  6. A few years ago, I realized I was not going to live forever. I’d never get to write all the stories banging around in my head. So I chose the top 6 things I REALLY wanted to write before I hit the ashes heap. I’ve written one, have a second in final stages, a third in progress, a fourth and fifth in bits and pieces. Only #6 doesn’t have a word written. Once I get those 6 done, I can piddle around with anything else, but settling on my Big 6 calmed down a lot of internal angst for me.

    I also write every morning at (approximately) the same time, which is soothing.

    1. I’ve had the same thoughts, Ramona. The great thing about moving to writing much later in life than Liz is I don’t have all the same pressures she does. The bad thing is, I’ll never get it all done. It’s a trade-off, but one I can definitely live with. After all, “How did I get so lucky?”

  7. I find you very inspiring today just when I needed a push. I had the worse year with much devastation and have to now climb back and begin anew. I have begun a series of practices with mantras and self work. These inspiring words are going on my wall and in my inspirational journal. Thank you. As a fan of your books I look forward to your future work.

  8. Love both “How did I get so lucky” and “Not without doubt but in spite of doubt.” But very great things to remember no matter what else is going on.

  9. As you know Liz, I’m not one for introspection or self-help, or whatever. Not that I think I’m beyond help, I’ve just never found it did help. But your post reminded me of when I was your age and had a big job and little kids and people used to say, “You’re so busy. You should do something for yourself.” And I used to think, and occasionally say, “But I am doing all this for myself.
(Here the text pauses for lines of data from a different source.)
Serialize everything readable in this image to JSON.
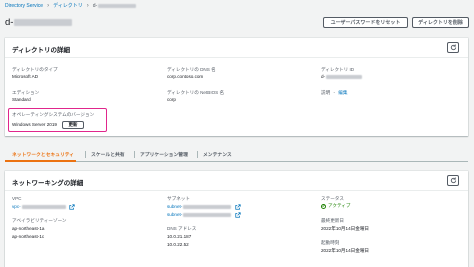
{
  "breadcrumb": {
    "home": "Directory Service",
    "section": "ディレクトリ",
    "current": "d-"
  },
  "header": {
    "title_prefix": "d-",
    "reset_button": "ユーザーパスワードをリセット",
    "delete_button": "ディレクトリを削除"
  },
  "details": {
    "title": "ディレクトリの詳細",
    "type_label": "ディレクトリのタイプ",
    "type_value": "Microsoft AD",
    "edition_label": "エディション",
    "edition_value": "Standard",
    "os_label": "オペレーティングシステムのバージョン",
    "os_value": "Windows Server 2019",
    "update_button": "更新",
    "dns_name_label": "ディレクトリの DNS 名",
    "dns_name_value": "corp.contoso.com",
    "netbios_label": "ディレクトリの NetBIOS 名",
    "netbios_value": "corp",
    "id_label": "ディレクトリ ID",
    "id_value": "d-",
    "description_label": "説明",
    "description_edit": "編集"
  },
  "tabs": [
    {
      "label": "ネットワークとセキュリティ",
      "active": true
    },
    {
      "label": "スケールと共有",
      "active": false
    },
    {
      "label": "アプリケーション管理",
      "active": false
    },
    {
      "label": "メンテナンス",
      "active": false
    }
  ],
  "networking": {
    "title": "ネットワーキングの詳細",
    "vpc_label": "VPC",
    "vpc_value": "vpc-",
    "az_label": "アベイラビリティーゾーン",
    "az_values": [
      "ap-northeast-1a",
      "ap-northeast-1c"
    ],
    "subnet_label": "サブネット",
    "subnet_values": [
      "subnet-",
      "subnet-"
    ],
    "dns_label": "DNS アドレス",
    "dns_values": [
      "10.0.21.187",
      "10.0.22.52"
    ],
    "status_label": "ステータス",
    "status_value": "アクティブ",
    "updated_label": "最終更新日",
    "updated_value": "2022年10月14日金曜日",
    "launched_label": "起動時刻",
    "launched_value": "2022年10月14日金曜日"
  },
  "colors": {
    "link": "#0073bb",
    "active_tab": "#ec7211",
    "highlight": "#e0268c",
    "status": "#1d8102"
  }
}
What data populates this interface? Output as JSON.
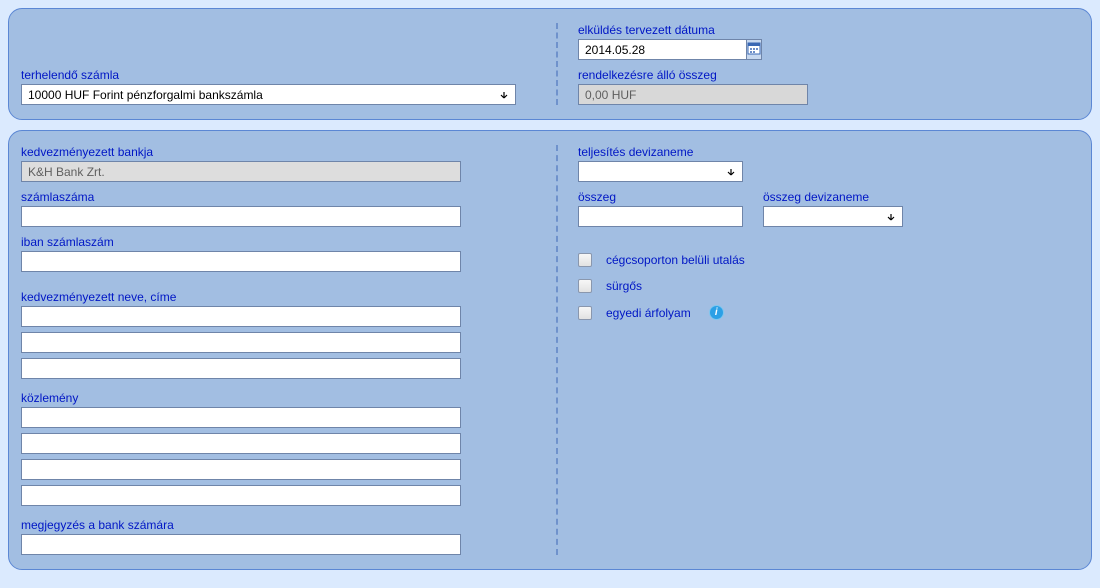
{
  "panel1": {
    "debitAccountLabel": "terhelendő számla",
    "debitAccountValue": "10000 HUF Forint pénzforgalmi bankszámla",
    "plannedDateLabel": "elküldés tervezett dátuma",
    "plannedDateValue": "2014.05.28",
    "availableLabel": "rendelkezésre álló összeg",
    "availableValue": "0,00 HUF"
  },
  "panel2": {
    "beneficiaryBankLabel": "kedvezményezett bankja",
    "beneficiaryBankValue": "K&H Bank Zrt.",
    "accountNumberLabel": "számlaszáma",
    "ibanLabel": "iban számlaszám",
    "beneficiaryNameLabel": "kedvezményezett neve, címe",
    "nameLines": [
      "",
      "",
      ""
    ],
    "statementLabel": "közlemény",
    "statementLines": [
      "",
      "",
      "",
      ""
    ],
    "bankNoteLabel": "megjegyzés a bank számára",
    "settlementCurrencyLabel": "teljesítés devizaneme",
    "amountLabel": "összeg",
    "amountCurrencyLabel": "összeg devizaneme",
    "check1": "cégcsoporton belüli utalás",
    "check2": "sürgős",
    "check3": "egyedi árfolyam"
  }
}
Who the heck else would I being doing it for? Nobody put a gun to my head and made me do any of it.” Which was my version of “How did I get so lucky?”

Comments are closed.